■ Assignment ■
Your answer must consist of every line from the data below that includes the word "JSON".

■ Provided records ■
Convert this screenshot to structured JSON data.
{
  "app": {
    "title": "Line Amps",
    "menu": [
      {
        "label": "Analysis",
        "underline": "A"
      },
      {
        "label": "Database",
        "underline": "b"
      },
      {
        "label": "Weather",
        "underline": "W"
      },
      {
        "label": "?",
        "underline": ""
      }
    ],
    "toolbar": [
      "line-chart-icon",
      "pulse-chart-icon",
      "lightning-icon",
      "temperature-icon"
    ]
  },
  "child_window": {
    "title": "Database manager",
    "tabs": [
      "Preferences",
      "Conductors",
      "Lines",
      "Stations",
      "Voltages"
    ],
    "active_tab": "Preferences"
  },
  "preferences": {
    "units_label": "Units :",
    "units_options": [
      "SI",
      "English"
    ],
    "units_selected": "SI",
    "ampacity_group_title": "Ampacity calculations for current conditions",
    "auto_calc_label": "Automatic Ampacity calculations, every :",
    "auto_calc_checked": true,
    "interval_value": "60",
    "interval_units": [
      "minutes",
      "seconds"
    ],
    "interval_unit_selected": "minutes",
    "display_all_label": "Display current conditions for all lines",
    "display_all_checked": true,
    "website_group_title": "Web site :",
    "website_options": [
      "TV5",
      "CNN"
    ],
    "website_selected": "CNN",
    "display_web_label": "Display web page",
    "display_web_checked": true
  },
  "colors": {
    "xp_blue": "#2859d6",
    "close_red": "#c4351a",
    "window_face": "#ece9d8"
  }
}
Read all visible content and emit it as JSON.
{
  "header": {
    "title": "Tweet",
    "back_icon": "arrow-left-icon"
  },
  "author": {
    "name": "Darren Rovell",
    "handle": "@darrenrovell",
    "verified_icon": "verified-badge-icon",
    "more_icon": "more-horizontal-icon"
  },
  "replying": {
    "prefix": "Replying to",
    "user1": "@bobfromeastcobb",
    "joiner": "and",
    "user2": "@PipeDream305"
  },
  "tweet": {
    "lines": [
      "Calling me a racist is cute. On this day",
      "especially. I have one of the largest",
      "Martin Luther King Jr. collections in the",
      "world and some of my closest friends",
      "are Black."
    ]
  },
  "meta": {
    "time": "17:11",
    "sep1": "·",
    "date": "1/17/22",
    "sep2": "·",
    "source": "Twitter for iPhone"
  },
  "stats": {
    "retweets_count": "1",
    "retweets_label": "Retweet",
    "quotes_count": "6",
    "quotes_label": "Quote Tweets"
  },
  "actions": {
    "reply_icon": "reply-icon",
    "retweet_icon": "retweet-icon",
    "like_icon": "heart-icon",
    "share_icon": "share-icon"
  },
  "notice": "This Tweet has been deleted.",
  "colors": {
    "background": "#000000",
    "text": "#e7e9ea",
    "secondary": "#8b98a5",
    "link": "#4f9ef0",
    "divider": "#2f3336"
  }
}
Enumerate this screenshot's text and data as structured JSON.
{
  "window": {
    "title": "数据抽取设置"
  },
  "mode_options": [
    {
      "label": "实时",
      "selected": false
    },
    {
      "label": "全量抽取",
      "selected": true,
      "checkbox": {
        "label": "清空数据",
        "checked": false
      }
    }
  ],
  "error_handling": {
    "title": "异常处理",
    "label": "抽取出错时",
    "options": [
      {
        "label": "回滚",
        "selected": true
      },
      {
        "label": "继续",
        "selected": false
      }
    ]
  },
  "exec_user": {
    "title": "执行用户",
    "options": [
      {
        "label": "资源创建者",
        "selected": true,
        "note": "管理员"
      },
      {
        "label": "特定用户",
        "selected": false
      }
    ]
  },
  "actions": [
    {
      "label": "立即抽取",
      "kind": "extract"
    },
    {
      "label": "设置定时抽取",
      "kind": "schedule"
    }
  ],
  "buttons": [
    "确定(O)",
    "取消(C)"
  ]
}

■ Response to the exercise ■
Convert this screenshot to structured JSON data.
Read all visible content and emit it as JSON.
Enumerate this screenshot's text and data as structured JSON.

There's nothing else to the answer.